[ENTRIES PROVIDED]

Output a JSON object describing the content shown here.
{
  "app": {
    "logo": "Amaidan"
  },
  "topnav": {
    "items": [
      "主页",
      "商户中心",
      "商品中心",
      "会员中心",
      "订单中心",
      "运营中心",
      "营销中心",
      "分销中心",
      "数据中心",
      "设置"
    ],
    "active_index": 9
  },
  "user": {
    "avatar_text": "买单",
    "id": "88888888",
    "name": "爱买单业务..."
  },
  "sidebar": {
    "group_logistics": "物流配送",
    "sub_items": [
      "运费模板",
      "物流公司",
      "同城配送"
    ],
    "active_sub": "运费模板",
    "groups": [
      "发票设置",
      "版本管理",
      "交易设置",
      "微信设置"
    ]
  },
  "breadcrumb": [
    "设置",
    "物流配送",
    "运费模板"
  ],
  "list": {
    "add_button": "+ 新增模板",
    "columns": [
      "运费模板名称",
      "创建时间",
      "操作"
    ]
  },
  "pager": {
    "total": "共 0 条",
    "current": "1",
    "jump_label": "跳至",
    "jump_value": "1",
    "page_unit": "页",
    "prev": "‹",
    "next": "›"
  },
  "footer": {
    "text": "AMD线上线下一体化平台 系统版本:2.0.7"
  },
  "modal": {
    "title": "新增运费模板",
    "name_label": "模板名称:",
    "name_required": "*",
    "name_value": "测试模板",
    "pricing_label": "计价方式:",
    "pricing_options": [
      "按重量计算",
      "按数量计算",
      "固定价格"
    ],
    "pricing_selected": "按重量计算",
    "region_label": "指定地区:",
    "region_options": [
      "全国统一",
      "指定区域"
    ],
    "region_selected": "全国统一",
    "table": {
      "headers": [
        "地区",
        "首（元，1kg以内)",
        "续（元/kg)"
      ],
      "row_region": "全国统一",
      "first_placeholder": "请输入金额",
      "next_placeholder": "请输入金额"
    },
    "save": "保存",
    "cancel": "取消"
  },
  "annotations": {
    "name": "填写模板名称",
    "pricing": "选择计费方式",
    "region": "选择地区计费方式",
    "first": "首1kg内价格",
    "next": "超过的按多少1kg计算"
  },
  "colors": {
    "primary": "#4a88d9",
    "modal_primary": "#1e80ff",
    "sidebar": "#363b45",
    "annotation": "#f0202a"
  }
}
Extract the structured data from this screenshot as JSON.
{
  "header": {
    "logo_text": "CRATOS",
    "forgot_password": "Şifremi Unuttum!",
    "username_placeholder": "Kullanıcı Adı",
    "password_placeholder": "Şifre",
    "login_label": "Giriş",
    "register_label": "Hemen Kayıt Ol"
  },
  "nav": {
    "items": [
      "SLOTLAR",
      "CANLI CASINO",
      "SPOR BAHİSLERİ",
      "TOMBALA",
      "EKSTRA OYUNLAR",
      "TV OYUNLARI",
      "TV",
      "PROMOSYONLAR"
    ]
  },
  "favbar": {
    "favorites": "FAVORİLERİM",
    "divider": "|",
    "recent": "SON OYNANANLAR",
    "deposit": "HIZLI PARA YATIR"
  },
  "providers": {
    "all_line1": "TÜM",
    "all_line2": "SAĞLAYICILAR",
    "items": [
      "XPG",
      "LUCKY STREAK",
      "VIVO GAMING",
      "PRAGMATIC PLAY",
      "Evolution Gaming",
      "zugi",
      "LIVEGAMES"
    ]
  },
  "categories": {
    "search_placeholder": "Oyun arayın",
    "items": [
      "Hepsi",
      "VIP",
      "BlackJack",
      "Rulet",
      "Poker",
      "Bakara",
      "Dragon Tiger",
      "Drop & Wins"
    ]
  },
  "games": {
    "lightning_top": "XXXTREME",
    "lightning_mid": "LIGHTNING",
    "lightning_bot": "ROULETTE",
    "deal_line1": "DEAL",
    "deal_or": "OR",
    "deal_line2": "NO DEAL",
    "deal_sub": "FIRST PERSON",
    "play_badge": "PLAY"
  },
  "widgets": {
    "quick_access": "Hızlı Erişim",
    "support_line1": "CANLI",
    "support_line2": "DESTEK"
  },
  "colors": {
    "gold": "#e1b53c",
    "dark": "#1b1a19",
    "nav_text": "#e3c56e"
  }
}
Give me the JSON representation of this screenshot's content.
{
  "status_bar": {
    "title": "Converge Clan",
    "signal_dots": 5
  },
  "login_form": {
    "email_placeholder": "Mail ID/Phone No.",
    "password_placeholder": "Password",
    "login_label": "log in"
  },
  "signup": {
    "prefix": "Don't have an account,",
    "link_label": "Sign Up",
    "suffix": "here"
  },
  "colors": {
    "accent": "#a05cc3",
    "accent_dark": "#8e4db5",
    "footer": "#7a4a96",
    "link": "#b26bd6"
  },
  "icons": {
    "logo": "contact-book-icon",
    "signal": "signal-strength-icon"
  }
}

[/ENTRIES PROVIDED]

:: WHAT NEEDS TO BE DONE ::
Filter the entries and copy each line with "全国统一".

:: SOLUTION BELOW ::
      "全国统一",
    "region_selected": "全国统一",
      "row_region": "全国统一",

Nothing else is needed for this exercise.